_Directions_
Your answer should consist only of the records, copied exactly, with the images removed.

_Entries supplied_

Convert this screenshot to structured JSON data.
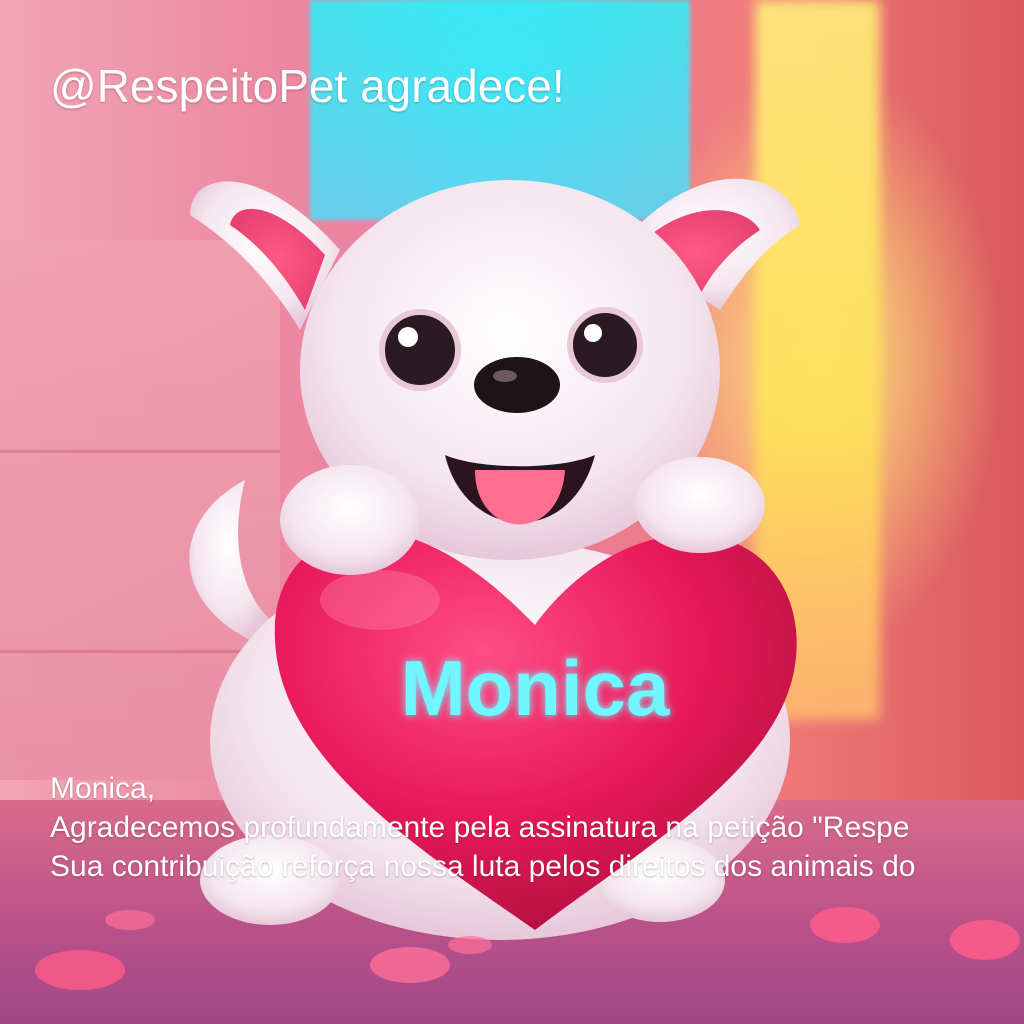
{
  "header": {
    "title": "@RespeitoPet agradece!"
  },
  "heart": {
    "name_text": "Monica"
  },
  "message": {
    "greeting": "Monica,",
    "line1": "Agradecemos profundamente pela assinatura na petição \"Respe",
    "line2": "Sua contribuição reforça nossa luta pelos direitos dos animais do"
  },
  "colors": {
    "heart": "#e8195a",
    "name_glow": "#6ff6ff",
    "text": "#ffffff"
  }
}
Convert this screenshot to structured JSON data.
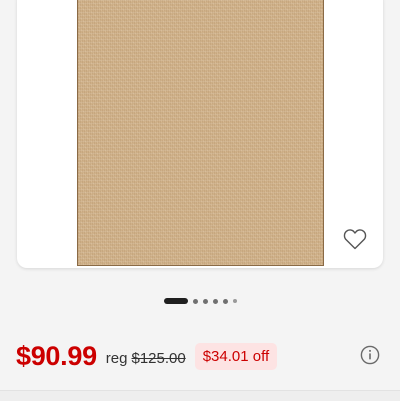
{
  "product_image": {
    "alt": "",
    "icon": "heart-icon"
  },
  "carousel": {
    "total_dots": 6,
    "active_index": 0
  },
  "pricing": {
    "sale_price": "$90.99",
    "reg_label": "reg",
    "reg_price": "$125.00",
    "savings": "$34.01 off",
    "info_icon": "info-icon",
    "sale_color": "#cc0000",
    "badge_bg": "#fde3e3"
  }
}
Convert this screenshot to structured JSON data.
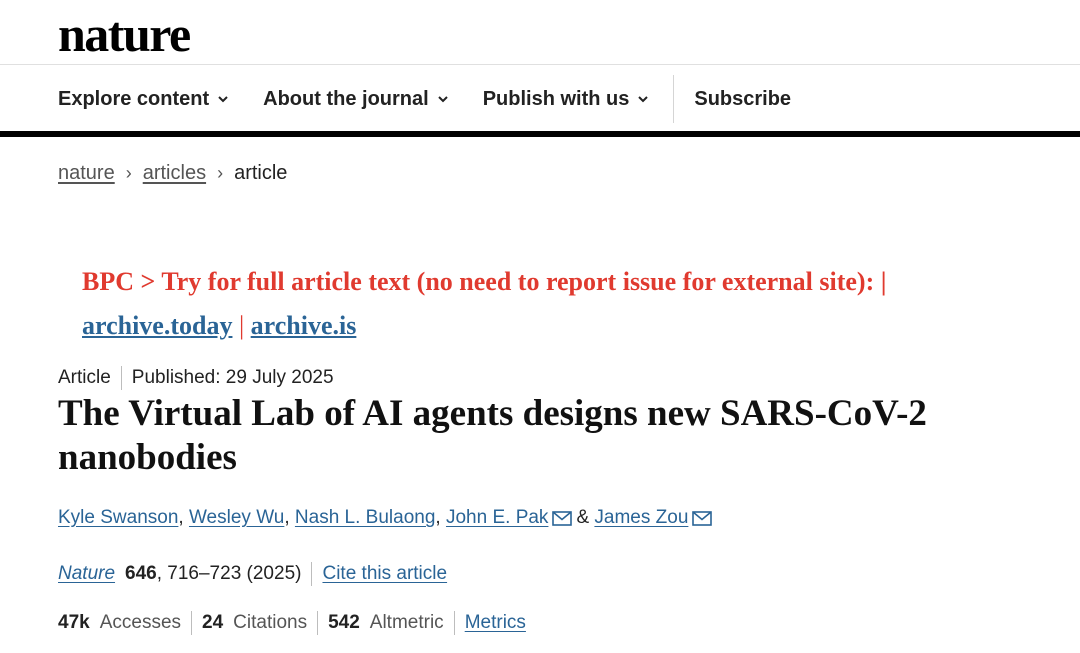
{
  "header": {
    "logo": "nature"
  },
  "nav": {
    "items": [
      {
        "label": "Explore content",
        "has_dropdown": true
      },
      {
        "label": "About the journal",
        "has_dropdown": true
      },
      {
        "label": "Publish with us",
        "has_dropdown": true
      }
    ],
    "subscribe_label": "Subscribe"
  },
  "breadcrumb": {
    "items": [
      "nature",
      "articles"
    ],
    "current": "article",
    "separator": "›"
  },
  "bpc_banner": {
    "text": "BPC > Try for full article text (no need to report issue for external site): |",
    "links": [
      "archive.today",
      "archive.is"
    ],
    "separator": "|"
  },
  "article": {
    "type": "Article",
    "published": "Published: 29 July 2025",
    "title": "The Virtual Lab of AI agents designs new SARS-CoV-2 nanobodies",
    "authors": {
      "list": [
        "Kyle Swanson",
        "Wesley Wu",
        "Nash L. Bulaong",
        "John E. Pak",
        "James Zou"
      ],
      "comma": ",",
      "ampersand": "&"
    },
    "journal": {
      "name": "Nature",
      "volume": "646",
      "pages": ", 716–723 (2025)",
      "cite_label": "Cite this article"
    },
    "metrics": {
      "accesses_value": "47k",
      "accesses_label": "Accesses",
      "citations_value": "24",
      "citations_label": "Citations",
      "altmetric_value": "542",
      "altmetric_label": "Altmetric",
      "metrics_link": "Metrics"
    }
  },
  "colors": {
    "link": "#2a6496",
    "bpc_red": "#e03a2f",
    "nav_bar": "#000000"
  }
}
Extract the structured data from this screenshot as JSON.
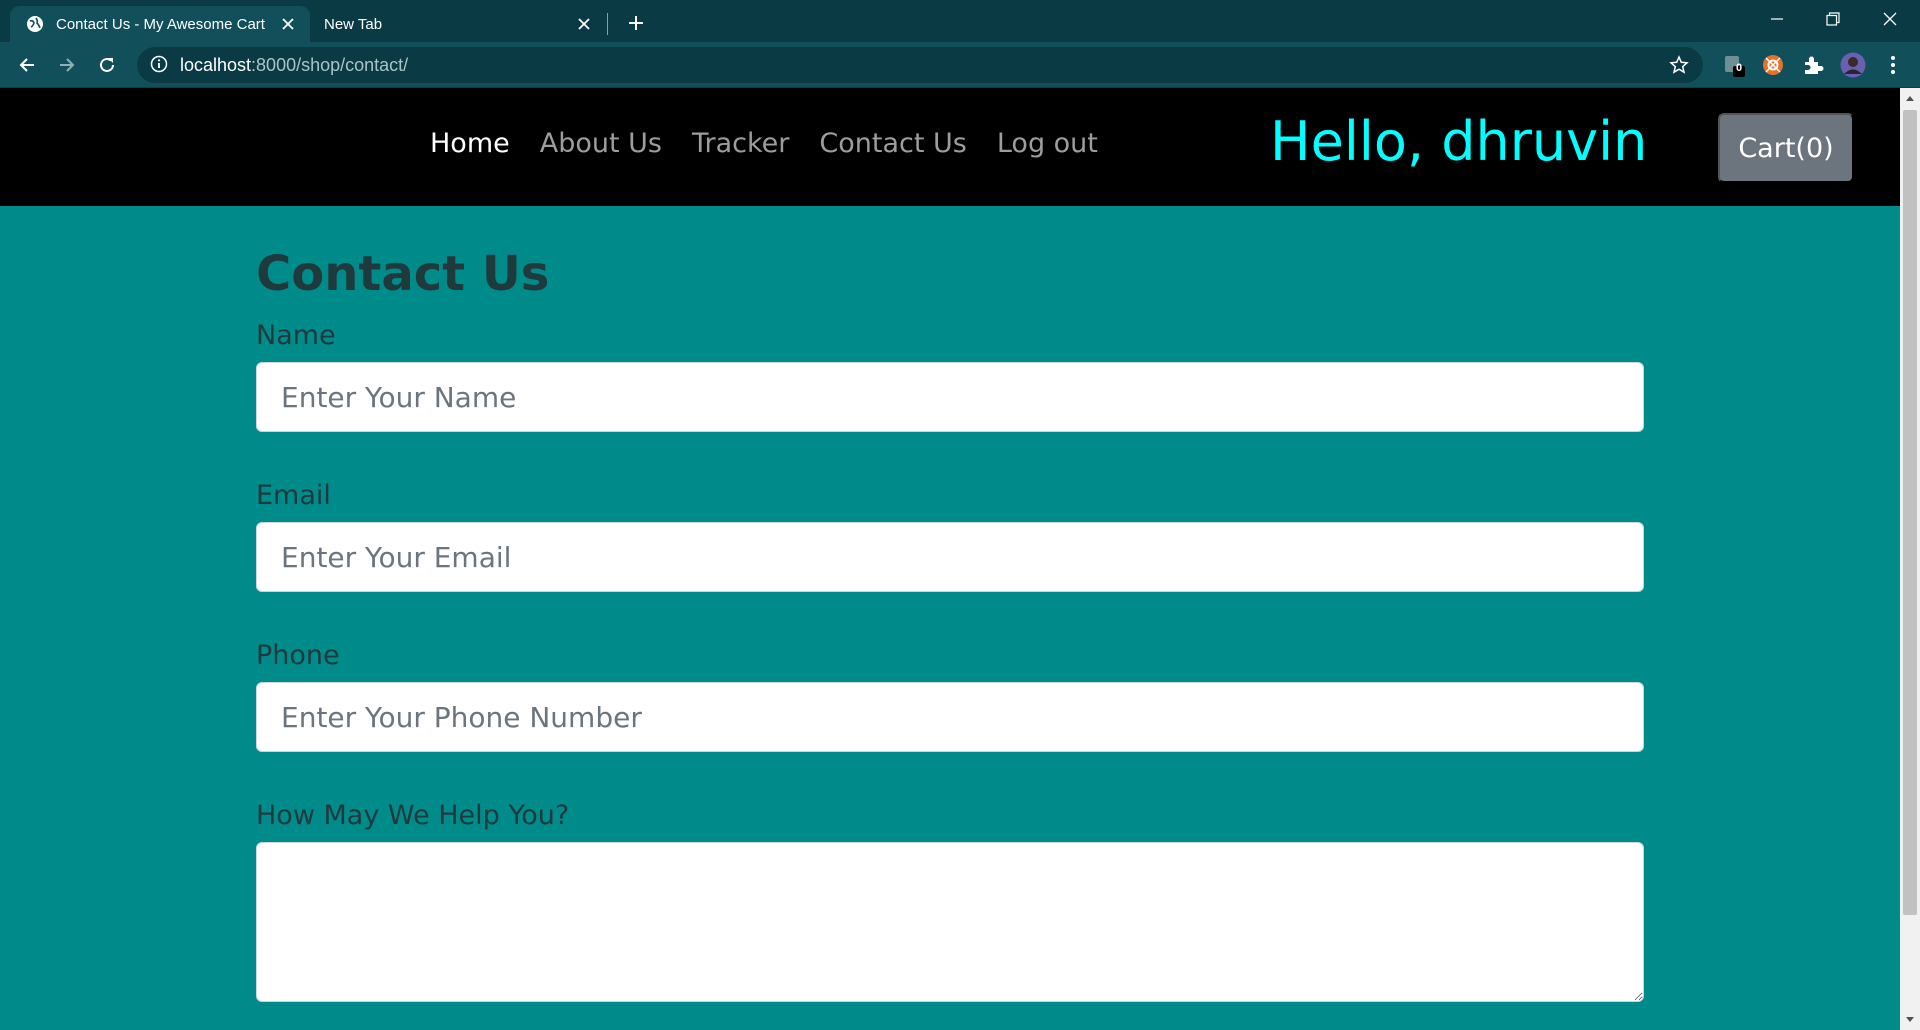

_Task response_
Convert this screenshot to structured JSON data.
{
  "header": {
    "title": "@RespeitoPet agradece!"
  },
  "heart": {
    "name_text": "Monica"
  },
  "message": {
    "greeting": "Monica,",
    "line1": "Agradecemos profundamente pela assinatura na petição \"Respe",
    "line2": "Sua contribuição reforça nossa luta pelos direitos dos animais do"
  },
  "colors": {
    "heart": "#e8195a",
    "name_glow": "#6ff6ff",
    "text": "#ffffff"
  }
}
Convert this screenshot to structured JSON data.
{
  "product_image": {
    "alt": "",
    "icon": "heart-icon"
  },
  "carousel": {
    "total_dots": 6,
    "active_index": 0
  },
  "pricing": {
    "sale_price": "$90.99",
    "reg_label": "reg",
    "reg_price": "$125.00",
    "savings": "$34.01 off",
    "info_icon": "info-icon",
    "sale_color": "#cc0000",
    "badge_bg": "#fde3e3"
  }
}
Convert this screenshot to structured JSON data.
{
  "header": {
    "logo": "nature"
  },
  "nav": {
    "items": [
      {
        "label": "Explore content",
        "has_dropdown": true
      },
      {
        "label": "About the journal",
        "has_dropdown": true
      },
      {
        "label": "Publish with us",
        "has_dropdown": true
      }
    ],
    "subscribe_label": "Subscribe"
  },
  "breadcrumb": {
    "items": [
      "nature",
      "articles"
    ],
    "current": "article",
    "separator": "›"
  },
  "bpc_banner": {
    "text": "BPC > Try for full article text (no need to report issue for external site): |",
    "links": [
      "archive.today",
      "archive.is"
    ],
    "separator": "|"
  },
  "article": {
    "type": "Article",
    "published": "Published: 29 July 2025",
    "title": "The Virtual Lab of AI agents designs new SARS-CoV-2 nanobodies",
    "authors": {
      "list": [
        "Kyle Swanson",
        "Wesley Wu",
        "Nash L. Bulaong",
        "John E. Pak",
        "James Zou"
      ],
      "comma": ",",
      "ampersand": "&"
    },
    "journal": {
      "name": "Nature",
      "volume": "646",
      "pages": ", 716–723 (2025)",
      "cite_label": "Cite this article"
    },
    "metrics": {
      "accesses_value": "47k",
      "accesses_label": "Accesses",
      "citations_value": "24",
      "citations_label": "Citations",
      "altmetric_value": "542",
      "altmetric_label": "Altmetric",
      "metrics_link": "Metrics"
    }
  },
  "colors": {
    "link": "#2a6496",
    "bpc_red": "#e03a2f",
    "nav_bar": "#000000"
  }
}
Extract the structured data from this screenshot as JSON.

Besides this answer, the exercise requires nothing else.